TwistNHook: It is a perception battle, so you gotta start the perception early.  We do not need a repeat of 2004 where JJ Arrington put up like 45,000 yards and nobody in the Heisman arena gave a doodle.  Early and often!  With this system, Goff is going to put more ungodly numbers.  If the D is reasonably mediocre, we could start winning some G-D games and he'll catapult into the disco for sheeze.

LeonPowe: Pre-mature. Let's concentrate on winning some games - he's going to put up some big numbers, but it'll all go for naught if we're a 5-7 team.

Sam Fielder: I don't mind it as long as it doesn't affect anything going forward, which is to say that as long as Goff stays grounded and does what he does best, which is throw TDs, I'm fine with it.  It's such a long-shot for it to actually happen that I really don't think it means anything in the end anyway.

HydroTech: I agree with TwistNHook.  It is a perception battle, and you have to start early.  Cal fans know that Goff is a good QB and could put up Heisman worthy numbers over the next two years.  But how many college football fans outside of the Pac-12 know that too?  Probably few to none.  Cal has to get the word out, and it doesn't hurt to get the word out earlier rather than later.

Trace Travers: It is good to give Jared some build up for a Heisman campaign, as I expect him to have a season for the ages. This doesn't only elevate him though, it may draw a few more eyes to the football program as a whole, and may show potential recruits that the school can get behind you if you have the opportunity to win an award like that.

boomtho: I like it. I wouldn't support it for anyone, but Jared seems like a pretty even keeled guy that's not going to let publicity get to his head. Like Bk97 said, the examples I've seen are only on Calbears.com practice reports, so it's certainly not a national audience.

Leland Wong: The only drawback I see with having a preseason Heisman campaign would be if this gets to Goff’s head and starts to affect his play.
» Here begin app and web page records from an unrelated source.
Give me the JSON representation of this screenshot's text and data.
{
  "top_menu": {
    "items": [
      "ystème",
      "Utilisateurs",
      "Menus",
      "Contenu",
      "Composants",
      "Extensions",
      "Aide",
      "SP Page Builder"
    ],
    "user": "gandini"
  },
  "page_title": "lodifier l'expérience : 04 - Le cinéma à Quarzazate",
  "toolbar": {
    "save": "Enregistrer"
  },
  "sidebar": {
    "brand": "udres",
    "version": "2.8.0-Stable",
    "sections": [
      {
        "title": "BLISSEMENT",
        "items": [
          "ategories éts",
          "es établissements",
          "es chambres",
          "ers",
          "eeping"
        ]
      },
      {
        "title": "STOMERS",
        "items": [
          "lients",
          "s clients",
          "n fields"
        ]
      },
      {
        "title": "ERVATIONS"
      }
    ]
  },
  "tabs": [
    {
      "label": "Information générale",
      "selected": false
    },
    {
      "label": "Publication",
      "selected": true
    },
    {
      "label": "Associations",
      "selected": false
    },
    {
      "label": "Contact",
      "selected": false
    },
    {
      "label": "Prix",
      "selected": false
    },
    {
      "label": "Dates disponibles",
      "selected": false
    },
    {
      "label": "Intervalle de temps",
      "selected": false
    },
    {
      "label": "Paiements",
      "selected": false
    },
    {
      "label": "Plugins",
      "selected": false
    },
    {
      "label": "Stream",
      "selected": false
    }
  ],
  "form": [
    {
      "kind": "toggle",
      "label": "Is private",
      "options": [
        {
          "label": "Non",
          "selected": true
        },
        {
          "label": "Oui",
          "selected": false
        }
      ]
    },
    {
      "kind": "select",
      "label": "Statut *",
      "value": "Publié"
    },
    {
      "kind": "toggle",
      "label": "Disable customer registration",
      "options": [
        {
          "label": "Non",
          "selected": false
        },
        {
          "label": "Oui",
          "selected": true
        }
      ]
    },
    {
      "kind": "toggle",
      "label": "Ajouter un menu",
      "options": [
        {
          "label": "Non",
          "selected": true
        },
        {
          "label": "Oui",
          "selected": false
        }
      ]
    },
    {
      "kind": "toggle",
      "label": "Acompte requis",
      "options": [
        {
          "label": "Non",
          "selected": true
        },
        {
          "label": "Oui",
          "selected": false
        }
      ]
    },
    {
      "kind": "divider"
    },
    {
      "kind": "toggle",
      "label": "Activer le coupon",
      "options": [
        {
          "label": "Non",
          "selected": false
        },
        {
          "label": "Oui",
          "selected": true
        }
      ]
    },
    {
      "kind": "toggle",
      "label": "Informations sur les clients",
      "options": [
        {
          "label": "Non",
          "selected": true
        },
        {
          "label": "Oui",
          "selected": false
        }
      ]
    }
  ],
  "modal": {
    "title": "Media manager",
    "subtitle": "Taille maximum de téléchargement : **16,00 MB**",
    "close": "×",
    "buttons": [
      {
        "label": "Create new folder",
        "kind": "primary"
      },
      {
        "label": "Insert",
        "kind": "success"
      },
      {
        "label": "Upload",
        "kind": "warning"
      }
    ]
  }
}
I’ve never met Goff (Hi Jared! Nice to meet you!), so I have no idea if he’d start to buy into the hype or crack under the pressure, which could affect his performance or have a detrimental effect on the team chemistry. Based on what we’ve all seen publicly (his play on the field and any interviews), I see no reason to assume that would be the case. Thus, the worst-case scenario is that he reverts or the rest of the team performs so poorly that Goff isn’t going to be a contender. If this happens (pleasedon’thappenpleasedon’thappen), then Cal can just quietly sweep this under the rug and no one will remember--just like we did with past Heisman campaigns.
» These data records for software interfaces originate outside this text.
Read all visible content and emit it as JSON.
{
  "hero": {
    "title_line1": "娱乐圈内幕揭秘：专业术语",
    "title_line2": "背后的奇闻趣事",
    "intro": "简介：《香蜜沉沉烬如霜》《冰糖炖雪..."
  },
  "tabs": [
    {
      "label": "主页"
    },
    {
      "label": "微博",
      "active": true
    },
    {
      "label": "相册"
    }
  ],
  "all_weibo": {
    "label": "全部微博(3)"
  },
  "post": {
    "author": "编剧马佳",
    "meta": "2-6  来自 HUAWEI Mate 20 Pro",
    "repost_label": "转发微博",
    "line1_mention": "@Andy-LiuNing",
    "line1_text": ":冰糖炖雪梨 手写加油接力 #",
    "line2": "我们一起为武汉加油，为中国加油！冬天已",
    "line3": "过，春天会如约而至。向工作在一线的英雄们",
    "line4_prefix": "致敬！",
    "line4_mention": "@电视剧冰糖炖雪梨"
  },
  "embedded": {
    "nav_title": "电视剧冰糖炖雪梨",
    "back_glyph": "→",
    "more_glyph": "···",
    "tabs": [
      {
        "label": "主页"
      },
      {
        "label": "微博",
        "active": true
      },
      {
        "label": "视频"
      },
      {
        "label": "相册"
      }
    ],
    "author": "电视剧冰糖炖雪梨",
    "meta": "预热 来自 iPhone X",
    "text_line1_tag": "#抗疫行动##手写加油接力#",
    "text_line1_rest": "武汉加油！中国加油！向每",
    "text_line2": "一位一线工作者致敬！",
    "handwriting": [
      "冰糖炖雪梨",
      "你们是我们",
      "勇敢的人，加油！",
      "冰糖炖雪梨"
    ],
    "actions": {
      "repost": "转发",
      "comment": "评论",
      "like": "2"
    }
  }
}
On the other hand, there’s a big potential upside to having an active campaign for our gunslinger. Publicity and getting one’s name out there can be hugely advantageous to getting the attention of the voters. And if we wait until we win a few games, then it may be too late to catch up to the superstars from more prominent teams. Like Bk97 said, this might even have some great side effects by getting the fans and the rest of the team excited. That being said, a campaign consists of a lot more than just using the phrase "Heisman contender Jared Goff" in their press releases.
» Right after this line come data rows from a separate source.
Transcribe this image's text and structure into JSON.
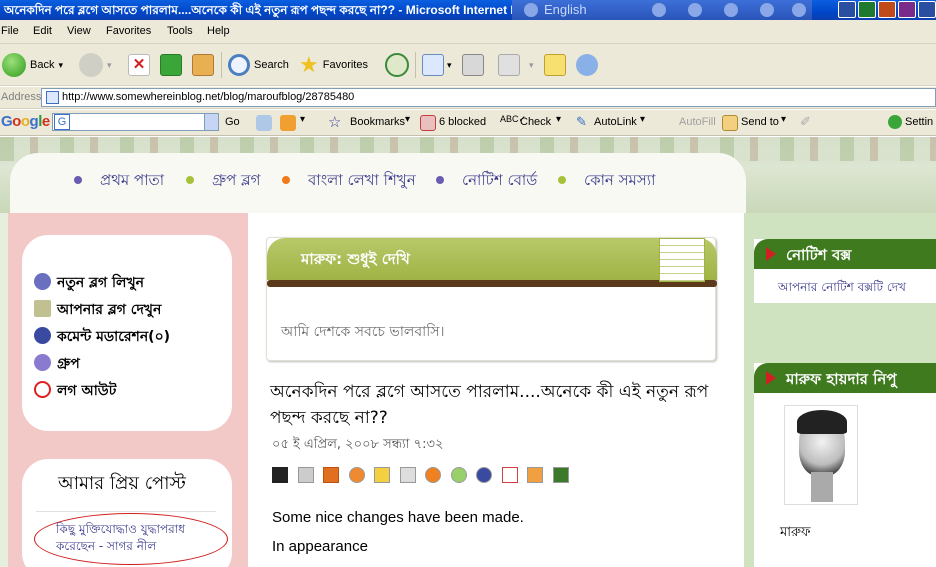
{
  "window": {
    "title": "অনেকদিন পরে ব্লগে আসতে পারলাম....অনেকে কী এই নতুন রূপ পছন্দ করছে না?? - Microsoft Internet Explorer",
    "language": "English"
  },
  "menu": [
    "File",
    "Edit",
    "View",
    "Favorites",
    "Tools",
    "Help"
  ],
  "toolbar": {
    "back": "Back",
    "search": "Search",
    "favorites": "Favorites"
  },
  "address": {
    "label": "Address",
    "url": "http://www.somewhereinblog.net/blog/maroufblog/28785480"
  },
  "google_bar": {
    "go": "Go",
    "bookmarks": "Bookmarks",
    "blocked": "6 blocked",
    "check": "Check",
    "autolink": "AutoLink",
    "autofill": "AutoFill",
    "sendto": "Send to",
    "settings": "Settin"
  },
  "nav": {
    "items": [
      "প্রথম পাতা",
      "গ্রুপ ব্লগ",
      "বাংলা লেখা শিখুন",
      "নোটিশ বোর্ড",
      "কোন সমস্যা"
    ],
    "dot_colors": [
      "#6a5cb0",
      "#a6c23a",
      "#f07a1a",
      "#6a5cb0",
      "#a6c23a"
    ]
  },
  "sidebar": {
    "items": [
      {
        "label": "নতুন ব্লগ লিখুন",
        "icon": "pencil-icon",
        "color": "#6a70c0"
      },
      {
        "label": "আপনার ব্লগ দেখুন",
        "icon": "page-icon",
        "color": "#c0c090"
      },
      {
        "label": "কমেন্ট মডারেশন(০)",
        "icon": "shield-icon",
        "color": "#3a4aa0"
      },
      {
        "label": "গ্রুপ",
        "icon": "group-icon",
        "color": "#8a7ad0"
      },
      {
        "label": "লগ আউট",
        "icon": "no-icon",
        "color": "#e02020"
      }
    ],
    "favorites_title": "আমার প্রিয় পোস্ট",
    "favorite_post": "কিছু মুক্তিযোদ্ধাও যুদ্ধাপরাধ করেছেন - সাগর নীল"
  },
  "blog": {
    "header_title": "মারুফ: শুধুই দেখি",
    "tagline": "আমি দেশকে সবচে ভালবাসি।"
  },
  "post": {
    "title": "অনেকদিন পরে ব্লগে আসতে পারলাম....অনেকে কী এই নতুন রূপ পছন্দ করছে না??",
    "date": "০৫ ই এপ্রিল, ২০০৮ সন্ধ্যা ৭:৩২",
    "body": [
      "Some nice changes have been made.",
      "In appearance"
    ]
  },
  "right": {
    "notice_title": "নোটিশ বক্স",
    "notice_text": "আপনার নোটিশ বক্সটি দেখ",
    "author_title": "মারুফ হায়দার নিপু",
    "author_name": "মারুফ"
  }
}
Ruey Yen: The Heisman campaign not only promote Jared Goff but also acts as an ad for Cal Football. The Bears are finally winning some games and play an exciting brand of football. Jared Goff and all his gaudy numbers are the main reason and the main draw. So money spent on marketing Goff should be money well spent to get more folks to come to Cal Football, drive up the ticket demand, and sell more of the ESP seats (you get a chance to meet Jared Goff or something like that). Last but not least, if/when Goff does end up having a successful NFL career, maybe more folks will associate him with Cal. The number of East Coast people I have met that are big NFL fans but may not have follow college football that closely that did not know that Aaron Rodgers (or Marshawn Lynch or Desean Jackson) went to Cal (and no it's not because of the intros) is fairly substantial. Therefore, I'm all for this PR move from Cal Athletics.